* [Aim of the exercise]: Exactly how many lines in the data below contain the string "mnemonic"? Give that number and nothing else.

* [Data about app and page elements]:

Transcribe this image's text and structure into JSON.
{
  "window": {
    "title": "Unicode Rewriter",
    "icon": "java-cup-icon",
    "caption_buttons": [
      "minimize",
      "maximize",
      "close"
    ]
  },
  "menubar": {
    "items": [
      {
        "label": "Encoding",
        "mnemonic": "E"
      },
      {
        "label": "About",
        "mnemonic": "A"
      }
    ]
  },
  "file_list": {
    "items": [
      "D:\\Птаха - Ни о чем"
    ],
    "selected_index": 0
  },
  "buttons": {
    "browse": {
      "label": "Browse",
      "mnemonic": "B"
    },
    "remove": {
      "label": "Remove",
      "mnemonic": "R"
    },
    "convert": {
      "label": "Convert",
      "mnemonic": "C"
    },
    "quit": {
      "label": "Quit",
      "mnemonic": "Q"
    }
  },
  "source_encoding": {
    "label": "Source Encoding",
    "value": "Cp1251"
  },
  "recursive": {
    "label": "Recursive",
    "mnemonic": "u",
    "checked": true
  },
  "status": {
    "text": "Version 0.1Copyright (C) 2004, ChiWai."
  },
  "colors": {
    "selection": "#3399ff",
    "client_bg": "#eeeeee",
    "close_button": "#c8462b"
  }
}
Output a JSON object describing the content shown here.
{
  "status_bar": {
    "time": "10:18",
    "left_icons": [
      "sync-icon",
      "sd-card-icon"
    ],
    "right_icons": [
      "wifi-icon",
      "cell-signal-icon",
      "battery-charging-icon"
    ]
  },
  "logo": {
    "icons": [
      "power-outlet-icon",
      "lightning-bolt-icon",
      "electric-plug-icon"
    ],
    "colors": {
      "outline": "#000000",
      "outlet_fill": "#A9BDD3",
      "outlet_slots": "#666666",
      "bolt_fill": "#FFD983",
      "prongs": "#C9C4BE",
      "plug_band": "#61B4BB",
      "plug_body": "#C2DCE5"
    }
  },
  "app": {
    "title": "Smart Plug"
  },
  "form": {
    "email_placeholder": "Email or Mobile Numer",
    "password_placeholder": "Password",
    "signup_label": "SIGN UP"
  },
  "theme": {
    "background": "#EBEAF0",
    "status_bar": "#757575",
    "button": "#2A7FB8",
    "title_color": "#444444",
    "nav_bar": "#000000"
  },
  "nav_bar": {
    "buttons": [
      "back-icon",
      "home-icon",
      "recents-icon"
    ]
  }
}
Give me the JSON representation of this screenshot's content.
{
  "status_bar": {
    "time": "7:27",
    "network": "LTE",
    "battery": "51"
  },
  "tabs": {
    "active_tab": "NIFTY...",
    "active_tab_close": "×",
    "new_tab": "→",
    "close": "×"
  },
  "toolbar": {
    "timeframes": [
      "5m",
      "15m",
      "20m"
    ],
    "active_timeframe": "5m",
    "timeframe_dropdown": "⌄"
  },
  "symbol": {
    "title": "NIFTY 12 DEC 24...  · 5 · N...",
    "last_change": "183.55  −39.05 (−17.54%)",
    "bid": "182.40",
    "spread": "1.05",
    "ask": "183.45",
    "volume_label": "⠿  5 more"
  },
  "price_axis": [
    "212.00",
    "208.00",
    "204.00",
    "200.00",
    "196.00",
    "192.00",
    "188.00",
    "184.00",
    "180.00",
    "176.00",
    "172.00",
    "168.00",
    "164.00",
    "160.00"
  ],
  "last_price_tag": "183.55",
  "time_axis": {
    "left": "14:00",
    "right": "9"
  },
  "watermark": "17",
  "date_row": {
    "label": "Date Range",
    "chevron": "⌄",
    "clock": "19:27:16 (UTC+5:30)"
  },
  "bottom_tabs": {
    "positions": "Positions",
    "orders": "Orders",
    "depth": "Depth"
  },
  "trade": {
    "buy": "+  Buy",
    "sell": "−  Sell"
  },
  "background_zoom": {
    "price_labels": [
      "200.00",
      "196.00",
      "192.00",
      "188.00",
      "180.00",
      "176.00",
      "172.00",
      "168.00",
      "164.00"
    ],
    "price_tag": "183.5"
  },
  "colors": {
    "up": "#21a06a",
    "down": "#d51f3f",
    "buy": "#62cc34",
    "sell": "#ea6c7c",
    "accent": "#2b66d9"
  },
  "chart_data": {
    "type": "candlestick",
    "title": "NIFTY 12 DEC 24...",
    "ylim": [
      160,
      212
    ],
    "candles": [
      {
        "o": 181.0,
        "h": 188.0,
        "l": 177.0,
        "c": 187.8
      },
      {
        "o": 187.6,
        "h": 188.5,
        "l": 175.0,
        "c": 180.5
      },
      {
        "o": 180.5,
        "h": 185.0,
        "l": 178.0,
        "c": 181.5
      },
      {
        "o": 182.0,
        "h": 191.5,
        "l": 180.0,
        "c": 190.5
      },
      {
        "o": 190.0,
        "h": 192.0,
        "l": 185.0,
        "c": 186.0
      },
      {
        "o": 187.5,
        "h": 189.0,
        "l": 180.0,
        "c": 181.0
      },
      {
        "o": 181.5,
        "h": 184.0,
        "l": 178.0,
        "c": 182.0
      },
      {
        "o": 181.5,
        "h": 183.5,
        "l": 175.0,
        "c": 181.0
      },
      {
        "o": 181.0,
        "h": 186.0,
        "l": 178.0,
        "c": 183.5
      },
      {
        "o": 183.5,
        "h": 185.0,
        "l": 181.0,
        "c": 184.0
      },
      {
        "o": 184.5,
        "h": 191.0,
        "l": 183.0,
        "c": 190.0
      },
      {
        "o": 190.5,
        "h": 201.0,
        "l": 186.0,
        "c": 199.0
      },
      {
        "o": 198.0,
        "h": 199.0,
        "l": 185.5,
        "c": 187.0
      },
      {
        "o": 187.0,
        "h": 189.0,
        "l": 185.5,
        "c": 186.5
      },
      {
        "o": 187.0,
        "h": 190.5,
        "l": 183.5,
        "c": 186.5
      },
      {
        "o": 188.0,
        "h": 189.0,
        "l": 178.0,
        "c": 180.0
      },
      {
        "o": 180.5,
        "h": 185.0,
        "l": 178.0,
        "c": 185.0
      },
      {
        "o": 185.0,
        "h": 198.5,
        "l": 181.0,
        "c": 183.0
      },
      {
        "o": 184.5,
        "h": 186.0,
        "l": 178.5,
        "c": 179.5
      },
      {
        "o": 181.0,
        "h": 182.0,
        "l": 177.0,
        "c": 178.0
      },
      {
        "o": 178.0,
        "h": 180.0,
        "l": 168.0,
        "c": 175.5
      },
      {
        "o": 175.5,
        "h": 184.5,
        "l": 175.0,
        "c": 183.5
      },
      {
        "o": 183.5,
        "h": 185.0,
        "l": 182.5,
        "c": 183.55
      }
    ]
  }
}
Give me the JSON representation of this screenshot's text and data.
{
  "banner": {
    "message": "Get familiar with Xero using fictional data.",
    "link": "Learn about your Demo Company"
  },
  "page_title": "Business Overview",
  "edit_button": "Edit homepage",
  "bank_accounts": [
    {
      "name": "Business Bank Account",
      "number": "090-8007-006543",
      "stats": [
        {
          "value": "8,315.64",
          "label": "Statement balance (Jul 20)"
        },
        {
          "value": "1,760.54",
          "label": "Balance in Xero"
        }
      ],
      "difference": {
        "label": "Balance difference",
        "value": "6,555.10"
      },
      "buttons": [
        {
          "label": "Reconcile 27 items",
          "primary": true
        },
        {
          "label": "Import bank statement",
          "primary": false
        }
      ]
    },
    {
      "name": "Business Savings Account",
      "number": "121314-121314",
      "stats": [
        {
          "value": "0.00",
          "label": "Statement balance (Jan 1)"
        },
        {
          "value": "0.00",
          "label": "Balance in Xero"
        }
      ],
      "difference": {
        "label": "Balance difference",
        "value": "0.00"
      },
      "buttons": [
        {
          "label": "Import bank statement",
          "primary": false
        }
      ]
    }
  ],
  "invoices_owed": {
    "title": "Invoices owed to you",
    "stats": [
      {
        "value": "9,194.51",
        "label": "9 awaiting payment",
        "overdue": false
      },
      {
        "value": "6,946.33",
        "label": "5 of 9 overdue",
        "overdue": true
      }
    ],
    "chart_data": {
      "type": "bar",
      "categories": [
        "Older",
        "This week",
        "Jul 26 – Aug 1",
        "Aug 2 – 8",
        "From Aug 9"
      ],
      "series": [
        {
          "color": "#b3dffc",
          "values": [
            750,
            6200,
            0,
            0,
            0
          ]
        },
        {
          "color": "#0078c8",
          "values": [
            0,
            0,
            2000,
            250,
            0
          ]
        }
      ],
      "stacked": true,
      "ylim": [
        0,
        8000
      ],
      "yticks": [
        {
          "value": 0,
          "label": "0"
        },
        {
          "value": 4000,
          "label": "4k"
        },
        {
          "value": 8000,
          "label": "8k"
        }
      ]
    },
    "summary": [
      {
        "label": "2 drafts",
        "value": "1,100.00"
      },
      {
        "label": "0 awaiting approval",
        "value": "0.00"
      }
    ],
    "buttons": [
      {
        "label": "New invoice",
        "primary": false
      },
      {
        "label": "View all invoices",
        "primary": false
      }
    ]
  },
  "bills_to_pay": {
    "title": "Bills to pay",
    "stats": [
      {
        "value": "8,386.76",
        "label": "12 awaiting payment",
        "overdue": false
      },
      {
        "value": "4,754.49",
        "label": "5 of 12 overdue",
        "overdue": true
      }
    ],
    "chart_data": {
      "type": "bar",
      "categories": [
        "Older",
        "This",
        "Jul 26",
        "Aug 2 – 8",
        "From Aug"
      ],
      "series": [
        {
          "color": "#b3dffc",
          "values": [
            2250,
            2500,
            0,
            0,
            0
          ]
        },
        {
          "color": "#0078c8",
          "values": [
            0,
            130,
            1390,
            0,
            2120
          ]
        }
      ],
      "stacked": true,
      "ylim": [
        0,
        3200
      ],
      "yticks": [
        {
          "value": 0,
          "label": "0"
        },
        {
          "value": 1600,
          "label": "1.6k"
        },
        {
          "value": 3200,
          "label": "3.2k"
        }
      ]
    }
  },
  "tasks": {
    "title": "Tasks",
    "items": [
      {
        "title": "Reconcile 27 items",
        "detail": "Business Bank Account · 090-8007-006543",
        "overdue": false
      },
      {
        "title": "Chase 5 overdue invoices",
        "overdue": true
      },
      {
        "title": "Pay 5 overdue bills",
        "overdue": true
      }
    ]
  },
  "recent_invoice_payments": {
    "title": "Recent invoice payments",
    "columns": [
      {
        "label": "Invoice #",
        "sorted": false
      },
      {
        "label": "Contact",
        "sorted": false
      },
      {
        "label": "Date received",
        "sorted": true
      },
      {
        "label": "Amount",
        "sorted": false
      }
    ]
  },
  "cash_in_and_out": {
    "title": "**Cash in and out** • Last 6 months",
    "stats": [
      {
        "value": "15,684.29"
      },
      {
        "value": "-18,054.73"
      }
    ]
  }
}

* [Result of the task]: 7